Kresge Foundation Initiative will fund climate-resilience efforts that reflect needs, interests of low-income people

The Kresge Foundation has announced a very important funding program. They are looking for statements of qualifications from interested organizations by July 31.

Initiative will fund climate-resilience efforts that reflect needs, interests of low-income people

Opportunity will provide planning grants, launch multiyear project for Kresge Environment Program.

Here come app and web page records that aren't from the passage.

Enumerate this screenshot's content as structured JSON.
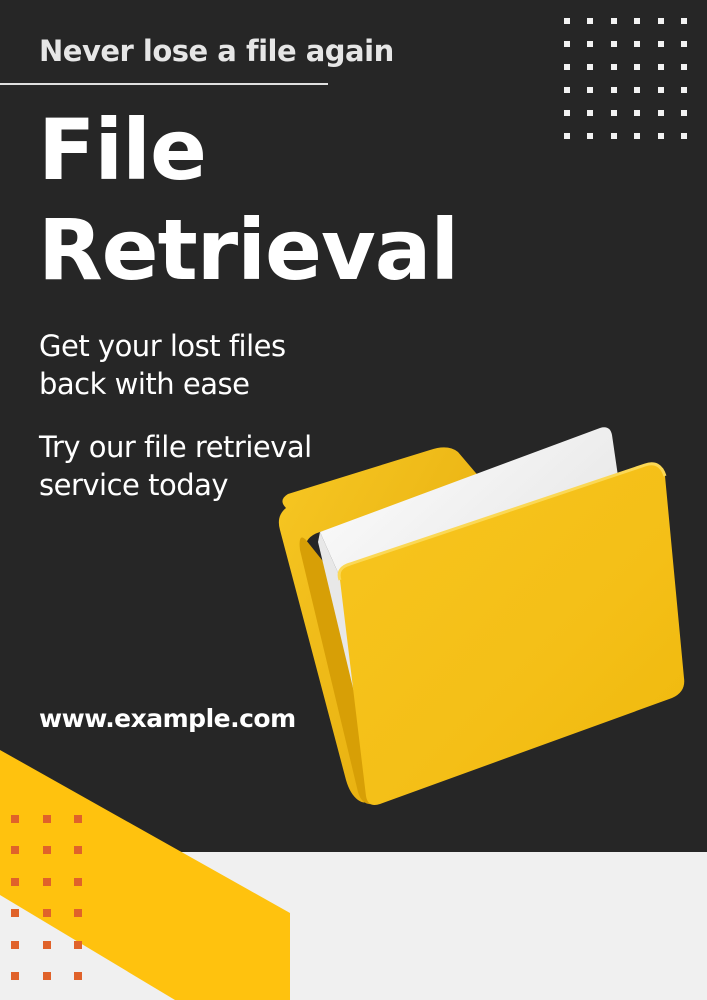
{
  "poster": {
    "tagline": "Never lose a file again",
    "title_line1": "File",
    "title_line2": "Retrieval",
    "subtitle_line1": "Get your lost files",
    "subtitle_line2": "back with ease",
    "cta_line1": "Try our file retrieval",
    "cta_line2": "service today",
    "website": "www.example.com"
  },
  "illustration": {
    "icon": "folder-with-document-icon"
  },
  "colors": {
    "background_dark": "#262626",
    "background_light": "#f0f0f0",
    "accent_yellow": "#ffc20e",
    "folder_yellow": "#f5c21b",
    "dot_orange": "#e0622a",
    "text_primary": "#ffffff"
  }
}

July 01, 2014
Kresge’s Environment Program is launching an initiative to assist community-based nonprofits positioned to help influence local and regional climate-resilience planning, and related policy development and implementation.
Support provided through the initiative focuses on improving the resilience of low-income, urban communities in the face of climate change. It is intended to ensure that climate resilience activities such as the management of precipitation from intense storms, efforts to reduce the health effects of heat waves and to deploy reliable, clean energy technologies reflect the knowledge, priorities and needs of low-income residents. 
The Environment Program team expects to award as many as 20 planning grants through the initiative this fall.
At a glance
  • Interested organizations should submit a statement of qualifications by 5 p.m. EDST, July 31.
  • See a primer that provides further detail on the initiative. (PDF)
  • See a related fact sheet. (PDF)
  • Learn more about the Environment Program and navigate to the application portal.
  • Stay in touch with Kresge via email alerts, social media or RSS. 
Those nine-month planning grants will be awarded to community-based nonprofit organizations with a record of effective work in low-income communities and an interest in deepening their involvement and leadership in local and/or regional climate-resilience efforts.  
The planning grants will support the development of multiyear work plans detailing ways the organizations will engage in climate-resilience planning, policy development and implementation efforts to advance the priorities and needs of low-income people.
Funded organizations will participate in a peer-learning event in early 2015, the beginning of the planning-grant period. Kresge will award planning grants of up to $100,000 each.
Based on the work plans prepared in the first phase of the initiative, up to 15 planning-grant recipients will be invited to apply for multiyear project implementation grants. 
Implementation grants of up to $200,000 per year will be offered for up to three years. Organizations that receive implementation grants will have the opportunity to participate in multiple peer-learning events for the duration of the grant period.
Kresge works to expand opportunity for low-income people in America’s cities. Its Environment Program helps communities build environmental, economic and social resilience in the face of climate change.
The grants, shared learning opportunities, leadership and technical support are meant to strengthen the capacity of established nonprofit organizations to take on this work, says Lois DeBacker, managing director of Kresge’s Environment Program. That includes organizations new to climate resilience work.
“For us, resilience means not just withstanding climate stresses but having the capacity to prosper under a wide range of climate-influenced circumstances,” says DeBacker. “In the long term, resilience is possible only if society reduces greenhouse gas emissions and avoids the worst impacts of climate change.”
Kresge believes that strengthening a community’s resilience requires efforts to:
  • Reduce the greenhouse gas emissions that contribute to climate change
  • Plan for the changes that already are underway or anticipated
  • Foster social cohesion and inclusion
The foundation’s approach to climate resilience incorporates all these elements. Addressing any one of them in isolation can lead to missed opportunities or unintended consequences, DeBacker observes. 
“Low-income people face disproportionate consequences as climate change intensifies.  Variables such as age, health status and income often determine community residents’ ability to prepare for, respond to and recover from hazardous events,” she says. “Low-income neighborhoods often are located in areas that have greater exposure to hazards such as flooding or extreme heat. Absent efforts to address this, climate change will reinforce and worsen existing socioeconomic disparities.”
Kresge’s Evironment Program seeks to catalyze, strengthen and showcase climate-resilience practices that:
  • Address the disproportionate impact of climate change on low-income communities
  • Provide benefits, beyond climate-resilience gains, to low-income people and communities (for example, access to jobs and economic opportunities, improved health and safety conditions, new neighborhood amenities, and meaningful civic engagement)
  •  Influence public-sector-led efforts to address climate change so that outcomes of such efforts are equitable for low-income communities
  • Generate model approaches and methodologies for the climate-resilience field of practice
  • Enhance the effectiveness of climate-resilience efforts
The Environment Program team hopes that the approaches developed through the initiative will provide new models and methodologies for the climate-resilience field of practice.
Interested organizations should submit a statement of qualifications via Kresge’s online application system by 5 p.m. EDST, July 31, 2014. Well-qualified organizations will be invited to submit applications for planning grants. We strongly recommend that you read the primer below.